● **DATA**
════════
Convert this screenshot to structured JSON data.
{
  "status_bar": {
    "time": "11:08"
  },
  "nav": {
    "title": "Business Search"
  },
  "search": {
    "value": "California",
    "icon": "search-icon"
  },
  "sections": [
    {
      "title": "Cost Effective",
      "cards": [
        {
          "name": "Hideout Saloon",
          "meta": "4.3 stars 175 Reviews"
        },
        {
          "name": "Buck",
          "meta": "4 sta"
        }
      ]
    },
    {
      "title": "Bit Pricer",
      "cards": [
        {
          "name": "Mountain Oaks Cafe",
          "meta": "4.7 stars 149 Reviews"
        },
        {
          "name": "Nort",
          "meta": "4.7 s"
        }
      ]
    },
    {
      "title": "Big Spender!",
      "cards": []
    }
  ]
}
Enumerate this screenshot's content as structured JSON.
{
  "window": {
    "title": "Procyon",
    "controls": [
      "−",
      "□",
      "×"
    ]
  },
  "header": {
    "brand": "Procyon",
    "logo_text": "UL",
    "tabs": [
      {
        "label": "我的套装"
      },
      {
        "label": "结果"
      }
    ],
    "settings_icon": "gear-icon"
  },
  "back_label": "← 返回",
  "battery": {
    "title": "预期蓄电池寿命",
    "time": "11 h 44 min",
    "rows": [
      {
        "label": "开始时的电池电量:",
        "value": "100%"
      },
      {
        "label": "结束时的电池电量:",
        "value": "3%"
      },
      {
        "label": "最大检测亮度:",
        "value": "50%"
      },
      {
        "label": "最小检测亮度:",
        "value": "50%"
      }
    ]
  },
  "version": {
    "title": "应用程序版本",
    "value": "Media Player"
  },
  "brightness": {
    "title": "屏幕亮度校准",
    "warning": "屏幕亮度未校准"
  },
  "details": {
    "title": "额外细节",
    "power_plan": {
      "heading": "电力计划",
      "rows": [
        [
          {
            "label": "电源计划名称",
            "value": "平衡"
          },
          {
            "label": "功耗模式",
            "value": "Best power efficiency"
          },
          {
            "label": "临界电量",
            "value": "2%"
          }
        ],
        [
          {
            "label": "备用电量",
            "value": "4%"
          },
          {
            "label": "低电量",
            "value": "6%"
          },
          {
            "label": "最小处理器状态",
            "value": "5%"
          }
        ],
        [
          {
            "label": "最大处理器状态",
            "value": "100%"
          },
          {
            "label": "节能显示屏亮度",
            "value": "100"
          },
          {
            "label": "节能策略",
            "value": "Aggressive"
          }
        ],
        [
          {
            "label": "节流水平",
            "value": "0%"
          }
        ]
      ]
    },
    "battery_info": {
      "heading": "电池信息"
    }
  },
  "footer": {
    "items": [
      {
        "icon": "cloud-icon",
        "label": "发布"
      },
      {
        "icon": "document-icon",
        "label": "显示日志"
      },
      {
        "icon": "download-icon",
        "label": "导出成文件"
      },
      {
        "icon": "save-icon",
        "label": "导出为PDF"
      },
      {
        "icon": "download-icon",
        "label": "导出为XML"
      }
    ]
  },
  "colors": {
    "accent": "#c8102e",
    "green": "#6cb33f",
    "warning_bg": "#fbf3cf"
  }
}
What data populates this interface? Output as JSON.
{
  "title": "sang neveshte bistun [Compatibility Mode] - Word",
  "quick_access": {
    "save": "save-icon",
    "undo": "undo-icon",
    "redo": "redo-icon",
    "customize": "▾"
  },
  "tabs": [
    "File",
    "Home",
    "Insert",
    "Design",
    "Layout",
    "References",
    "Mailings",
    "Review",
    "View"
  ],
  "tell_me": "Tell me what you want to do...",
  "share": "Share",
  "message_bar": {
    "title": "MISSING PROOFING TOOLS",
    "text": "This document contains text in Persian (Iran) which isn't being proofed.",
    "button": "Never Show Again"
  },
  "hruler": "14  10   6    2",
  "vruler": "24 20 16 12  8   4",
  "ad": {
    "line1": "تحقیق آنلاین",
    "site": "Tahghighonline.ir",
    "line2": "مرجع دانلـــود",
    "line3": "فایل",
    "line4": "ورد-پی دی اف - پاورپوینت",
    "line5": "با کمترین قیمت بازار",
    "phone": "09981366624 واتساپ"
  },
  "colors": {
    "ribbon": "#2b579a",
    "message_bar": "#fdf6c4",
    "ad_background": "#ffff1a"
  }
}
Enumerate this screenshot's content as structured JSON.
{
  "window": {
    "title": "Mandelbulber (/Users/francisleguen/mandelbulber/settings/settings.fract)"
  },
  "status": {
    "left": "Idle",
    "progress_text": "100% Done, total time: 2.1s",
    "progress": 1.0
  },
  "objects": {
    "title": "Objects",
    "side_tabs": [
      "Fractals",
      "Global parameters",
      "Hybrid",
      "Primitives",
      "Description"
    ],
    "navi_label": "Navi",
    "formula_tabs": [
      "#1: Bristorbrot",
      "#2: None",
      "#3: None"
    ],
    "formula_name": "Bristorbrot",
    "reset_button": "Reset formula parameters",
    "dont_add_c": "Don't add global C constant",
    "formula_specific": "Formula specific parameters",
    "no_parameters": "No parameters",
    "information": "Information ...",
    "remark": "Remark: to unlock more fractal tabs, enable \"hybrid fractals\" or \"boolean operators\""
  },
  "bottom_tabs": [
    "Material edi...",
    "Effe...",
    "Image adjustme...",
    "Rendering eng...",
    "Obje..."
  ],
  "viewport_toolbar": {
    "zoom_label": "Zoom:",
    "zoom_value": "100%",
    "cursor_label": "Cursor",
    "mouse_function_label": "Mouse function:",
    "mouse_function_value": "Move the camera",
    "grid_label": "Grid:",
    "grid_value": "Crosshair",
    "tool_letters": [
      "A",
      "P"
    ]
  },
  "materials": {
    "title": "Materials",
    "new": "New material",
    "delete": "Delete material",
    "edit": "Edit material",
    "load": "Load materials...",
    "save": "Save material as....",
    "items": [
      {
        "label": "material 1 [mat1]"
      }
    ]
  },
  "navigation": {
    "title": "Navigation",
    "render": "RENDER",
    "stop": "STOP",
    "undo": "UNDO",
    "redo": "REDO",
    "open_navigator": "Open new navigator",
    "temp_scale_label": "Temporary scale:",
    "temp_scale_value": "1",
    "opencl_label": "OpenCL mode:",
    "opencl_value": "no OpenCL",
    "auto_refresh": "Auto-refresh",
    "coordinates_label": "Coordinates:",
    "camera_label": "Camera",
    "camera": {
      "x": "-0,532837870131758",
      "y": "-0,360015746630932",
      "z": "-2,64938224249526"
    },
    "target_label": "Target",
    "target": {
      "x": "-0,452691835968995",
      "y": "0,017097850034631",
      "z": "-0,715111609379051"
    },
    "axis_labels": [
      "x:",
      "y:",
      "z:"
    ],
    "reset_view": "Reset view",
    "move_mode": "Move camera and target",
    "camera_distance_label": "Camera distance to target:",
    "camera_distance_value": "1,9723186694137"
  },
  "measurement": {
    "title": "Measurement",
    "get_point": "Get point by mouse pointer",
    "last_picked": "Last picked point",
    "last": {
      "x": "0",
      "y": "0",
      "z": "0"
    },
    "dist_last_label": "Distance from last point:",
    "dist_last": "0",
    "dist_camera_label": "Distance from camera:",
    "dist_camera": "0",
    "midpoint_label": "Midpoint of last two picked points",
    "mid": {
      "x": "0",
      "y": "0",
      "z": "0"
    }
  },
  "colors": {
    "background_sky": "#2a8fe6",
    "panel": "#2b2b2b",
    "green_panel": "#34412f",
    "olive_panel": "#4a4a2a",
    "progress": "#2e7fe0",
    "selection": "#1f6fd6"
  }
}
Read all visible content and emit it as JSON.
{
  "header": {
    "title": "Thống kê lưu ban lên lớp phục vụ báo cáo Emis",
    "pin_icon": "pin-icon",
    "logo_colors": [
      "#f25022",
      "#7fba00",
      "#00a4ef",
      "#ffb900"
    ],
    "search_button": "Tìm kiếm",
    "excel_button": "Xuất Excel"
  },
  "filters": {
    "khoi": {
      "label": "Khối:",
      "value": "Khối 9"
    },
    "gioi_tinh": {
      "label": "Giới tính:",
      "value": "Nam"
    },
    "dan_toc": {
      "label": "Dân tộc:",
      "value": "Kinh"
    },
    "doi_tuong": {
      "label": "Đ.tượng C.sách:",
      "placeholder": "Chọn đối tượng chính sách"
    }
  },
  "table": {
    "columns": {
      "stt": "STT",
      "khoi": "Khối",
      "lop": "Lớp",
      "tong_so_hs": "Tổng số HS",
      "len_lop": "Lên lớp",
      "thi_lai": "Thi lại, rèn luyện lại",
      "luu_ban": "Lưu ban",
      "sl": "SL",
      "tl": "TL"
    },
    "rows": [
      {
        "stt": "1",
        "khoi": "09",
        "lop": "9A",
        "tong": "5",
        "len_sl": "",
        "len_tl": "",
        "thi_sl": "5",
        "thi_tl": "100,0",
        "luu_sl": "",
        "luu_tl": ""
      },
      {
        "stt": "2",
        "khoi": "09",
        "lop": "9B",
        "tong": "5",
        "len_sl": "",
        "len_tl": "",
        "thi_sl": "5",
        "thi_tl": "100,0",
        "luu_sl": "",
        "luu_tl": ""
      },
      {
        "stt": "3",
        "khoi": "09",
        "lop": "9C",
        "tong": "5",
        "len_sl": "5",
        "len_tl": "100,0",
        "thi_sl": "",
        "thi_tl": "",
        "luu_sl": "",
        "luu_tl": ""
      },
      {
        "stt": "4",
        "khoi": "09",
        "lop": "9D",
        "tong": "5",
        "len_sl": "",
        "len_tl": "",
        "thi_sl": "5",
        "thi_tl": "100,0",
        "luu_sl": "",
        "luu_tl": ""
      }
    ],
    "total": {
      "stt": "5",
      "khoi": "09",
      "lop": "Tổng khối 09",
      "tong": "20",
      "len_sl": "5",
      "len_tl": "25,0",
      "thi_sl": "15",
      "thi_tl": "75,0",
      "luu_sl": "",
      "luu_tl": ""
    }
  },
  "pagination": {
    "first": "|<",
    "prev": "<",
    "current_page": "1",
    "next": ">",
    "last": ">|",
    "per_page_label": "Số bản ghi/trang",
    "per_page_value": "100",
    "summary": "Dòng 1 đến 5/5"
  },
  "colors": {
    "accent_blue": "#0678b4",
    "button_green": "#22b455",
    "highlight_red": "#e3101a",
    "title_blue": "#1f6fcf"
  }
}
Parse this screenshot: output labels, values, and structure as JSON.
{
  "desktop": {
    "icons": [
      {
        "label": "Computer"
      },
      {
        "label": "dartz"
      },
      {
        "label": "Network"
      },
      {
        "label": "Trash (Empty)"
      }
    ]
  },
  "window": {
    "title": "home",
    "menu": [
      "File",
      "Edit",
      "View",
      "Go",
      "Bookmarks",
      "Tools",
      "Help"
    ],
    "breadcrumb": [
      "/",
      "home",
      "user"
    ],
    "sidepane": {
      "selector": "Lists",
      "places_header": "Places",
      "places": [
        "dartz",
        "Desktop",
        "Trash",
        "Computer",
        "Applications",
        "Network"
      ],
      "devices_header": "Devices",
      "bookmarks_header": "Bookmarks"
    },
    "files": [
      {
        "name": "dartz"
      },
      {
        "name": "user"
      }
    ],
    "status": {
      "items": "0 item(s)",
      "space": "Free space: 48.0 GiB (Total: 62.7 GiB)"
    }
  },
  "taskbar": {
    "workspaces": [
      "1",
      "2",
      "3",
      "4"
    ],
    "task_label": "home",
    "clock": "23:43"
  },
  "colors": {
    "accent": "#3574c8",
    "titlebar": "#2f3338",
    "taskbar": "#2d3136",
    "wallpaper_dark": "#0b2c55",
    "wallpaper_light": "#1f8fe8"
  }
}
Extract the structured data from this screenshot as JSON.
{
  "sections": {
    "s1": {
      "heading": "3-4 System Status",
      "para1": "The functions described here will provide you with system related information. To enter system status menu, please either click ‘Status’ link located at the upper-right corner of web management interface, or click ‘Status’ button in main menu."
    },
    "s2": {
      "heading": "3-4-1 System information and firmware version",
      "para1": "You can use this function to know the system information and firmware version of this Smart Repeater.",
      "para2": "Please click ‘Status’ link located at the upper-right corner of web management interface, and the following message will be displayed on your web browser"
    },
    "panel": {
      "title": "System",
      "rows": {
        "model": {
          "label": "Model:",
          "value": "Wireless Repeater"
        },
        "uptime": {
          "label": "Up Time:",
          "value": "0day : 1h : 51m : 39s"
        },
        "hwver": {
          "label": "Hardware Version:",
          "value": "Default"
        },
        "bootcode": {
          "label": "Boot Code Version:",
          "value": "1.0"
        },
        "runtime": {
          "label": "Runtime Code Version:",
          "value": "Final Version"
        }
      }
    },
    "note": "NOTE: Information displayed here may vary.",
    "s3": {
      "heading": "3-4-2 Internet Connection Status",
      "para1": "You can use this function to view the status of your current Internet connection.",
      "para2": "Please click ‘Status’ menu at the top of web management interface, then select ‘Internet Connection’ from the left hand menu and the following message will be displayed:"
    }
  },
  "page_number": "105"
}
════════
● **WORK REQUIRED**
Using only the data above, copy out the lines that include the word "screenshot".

● **EXERCISE RESULT**
Convert this screenshot to structured JSON data.
Enumerate this screenshot's content as structured JSON.
Enumerate this screenshot's content as structured JSON.
Parse this screenshot: output labels, values, and structure as JSON.
Extract the structured data from this screenshot as JSON.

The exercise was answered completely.